Feeds

White House calls crackers and script kiddies to public service

Not quite the Peace Corps....

  • alert
  • submit to reddit

Build a business case: developing custom apps

The recent spate of network attacks and the vulnerabilities it's revealed have certainly cast doubt on the soundness of grand, national schemes blindly embracing the Internet as a principal venue of trade and commerce. Nevertheless, America's highest-profile E-commerce booster, President Bill Clinton, remains stubbornly committed to the cause of force-fitting the Internet to accommodate schemes for which it was never designed, and to which it may never be comfortably adapted. "I don't think we have any way of measuring the contributions that the Internet is making and will continue to make, not only to the overall growth of the American economy, but to the range of individual opportunities open to people," the President enthused during an interview this week. He spoke of "a virtually unlimited number of new economic opportunities" which the Internet will bring forth. Clearly, the man is hopelessly seduced by his own Utopian rhetoric. But because the Net has shown itself to be a bit more dicey than hoped, he has scheduled a technology "summit" on Tuesday, bringing together "some people from the private sector and from our government team, to talk about what if anything else we can do about this." Clinton's immediate answer is to recruit young hackers for service as the Net's next generation of Establishment hall monitors. "We've got this, you know, this proposal for a cyber-academy to train young people to try to work to help us prevent illegal intrusions into the Internet and into important databases," the President explained. White House spokesman Joe Lockhart confirmed the scheme, saying at a Friday press conference that the President is involved in an effort "to sort of bring on bright young people and get them involved so that they're using their talents and energies for protecting the system rather than breaking into the system." The Register is firmly behind the goal of educating young people in the finer techniques of low-level network exploitation, and paying for it with public funds. Some graduates will no doubt end up working for security firms and anti-virus vendors, while others will take up arms in the continuing struggle which makes life so immensely profitable for the former group. A great way to stimulate the Internet economy we must allow. And you thought Clinton wasn't tech savvy.... ®

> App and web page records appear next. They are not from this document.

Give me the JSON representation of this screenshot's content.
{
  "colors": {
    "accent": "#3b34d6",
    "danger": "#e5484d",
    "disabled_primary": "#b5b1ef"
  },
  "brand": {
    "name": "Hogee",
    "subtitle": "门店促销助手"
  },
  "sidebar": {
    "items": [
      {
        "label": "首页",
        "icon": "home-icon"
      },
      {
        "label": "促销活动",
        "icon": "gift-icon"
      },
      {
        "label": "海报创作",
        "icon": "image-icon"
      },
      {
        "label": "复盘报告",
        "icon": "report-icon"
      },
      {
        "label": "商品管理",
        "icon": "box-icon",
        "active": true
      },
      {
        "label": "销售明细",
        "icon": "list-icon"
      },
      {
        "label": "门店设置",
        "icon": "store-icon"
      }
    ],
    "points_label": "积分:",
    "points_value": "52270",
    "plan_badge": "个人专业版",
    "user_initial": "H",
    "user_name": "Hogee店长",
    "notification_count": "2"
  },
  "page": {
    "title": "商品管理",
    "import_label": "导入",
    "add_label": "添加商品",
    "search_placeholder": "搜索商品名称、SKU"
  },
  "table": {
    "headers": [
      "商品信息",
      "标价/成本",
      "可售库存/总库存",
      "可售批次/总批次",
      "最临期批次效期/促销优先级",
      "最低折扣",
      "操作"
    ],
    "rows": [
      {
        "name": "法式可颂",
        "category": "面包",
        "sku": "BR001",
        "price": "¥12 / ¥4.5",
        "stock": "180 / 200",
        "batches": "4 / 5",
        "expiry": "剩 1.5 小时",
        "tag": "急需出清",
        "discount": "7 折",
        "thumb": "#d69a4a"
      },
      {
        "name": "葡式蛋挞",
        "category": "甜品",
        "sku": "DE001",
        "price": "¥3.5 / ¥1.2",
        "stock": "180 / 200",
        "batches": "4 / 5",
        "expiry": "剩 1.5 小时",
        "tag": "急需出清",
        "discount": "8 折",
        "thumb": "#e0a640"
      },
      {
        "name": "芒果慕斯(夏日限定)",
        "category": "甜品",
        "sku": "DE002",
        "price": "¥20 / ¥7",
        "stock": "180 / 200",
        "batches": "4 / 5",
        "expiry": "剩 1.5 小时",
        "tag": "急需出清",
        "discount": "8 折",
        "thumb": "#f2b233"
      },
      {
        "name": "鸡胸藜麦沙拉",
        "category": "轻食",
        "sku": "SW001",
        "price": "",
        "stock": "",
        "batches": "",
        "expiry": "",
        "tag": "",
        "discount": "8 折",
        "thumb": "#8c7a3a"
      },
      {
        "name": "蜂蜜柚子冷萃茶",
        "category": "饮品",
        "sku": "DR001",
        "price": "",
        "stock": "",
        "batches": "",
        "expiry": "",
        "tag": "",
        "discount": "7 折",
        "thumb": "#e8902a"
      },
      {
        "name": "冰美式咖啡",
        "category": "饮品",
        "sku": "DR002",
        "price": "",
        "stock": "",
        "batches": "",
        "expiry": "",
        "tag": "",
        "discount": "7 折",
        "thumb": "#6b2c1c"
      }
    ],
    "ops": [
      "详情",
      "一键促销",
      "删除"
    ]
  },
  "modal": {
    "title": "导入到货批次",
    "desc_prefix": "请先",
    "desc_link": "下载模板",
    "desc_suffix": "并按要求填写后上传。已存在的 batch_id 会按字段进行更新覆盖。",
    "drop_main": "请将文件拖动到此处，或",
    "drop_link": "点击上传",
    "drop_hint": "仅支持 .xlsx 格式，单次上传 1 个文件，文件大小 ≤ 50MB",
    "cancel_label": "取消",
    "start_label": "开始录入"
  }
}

Build a business case: developing custom apps

More from The Register

next story
iPad? More like iFAD: We reveal why Apple fell into IBM's arms
But never fear fanbois, you're still lapping up iPhones, Macs
Amazon says Hachette should lower ebook prices, pay authors more
Oh yeah ... and a 30% cut for Amazon to seal the deal
Philip K Dick 'Nazi alternate reality' story to be made into TV series
Amazon Studios, Ridley Scott firm to produce The Man in the High Castle
Nintend-OH NO! Sorry, Mario – your profits are in another castle
Red-hatted mascot, red-colored logo, red-stained finance books
Sonos AXES support for Apple's iOS4 and 5
Want to use your iThing? You can't - it's too old
Joe Average isn't worth $10 a year to Mark Zuckerberg
The Social Network deflates the PC resurgence with mobile-only usage prediction
Chips are down at Broadcom: Thousands of workers laid off
Cellphone baseband device biz shuttered
Feel free to BONK on the TUBE, says Transport for London
Plus: Almost NOBODY uses pay-by-bonk on buses - Visa
Twitch rich as Google flicks $1bn hitch switch, claims snitch
Gameplay streaming biz and search king refuse to deny fresh gobble rumors
Stick a 4K in them: Super high-res TVs are DONE
4,000 pixels is niche now... Don't say we didn't warn you
prev story

Whitepapers

Implementing global e-invoicing with guaranteed legal certainty
Explaining the role local tax compliance plays in successful supply chain management and e-business and how leading global brands are addressing this.
Boost IT visibility and business value
How building a great service catalog relieves pressure points and demonstrates the value of IT service management.
Why and how to choose the right cloud vendor
The benefits of cloud-based storage in your processes. Eliminate onsite, disk-based backup and archiving in favor of cloud-based data protection.
The Essential Guide to IT Transformation
ServiceNow discusses three IT transformations that can help CIO's automate IT services to transform IT and the enterprise.
Maximize storage efficiency across the enterprise
The HP StoreOnce backup solution offers highly flexible, centrally managed, and highly efficient data protection for any enterprise.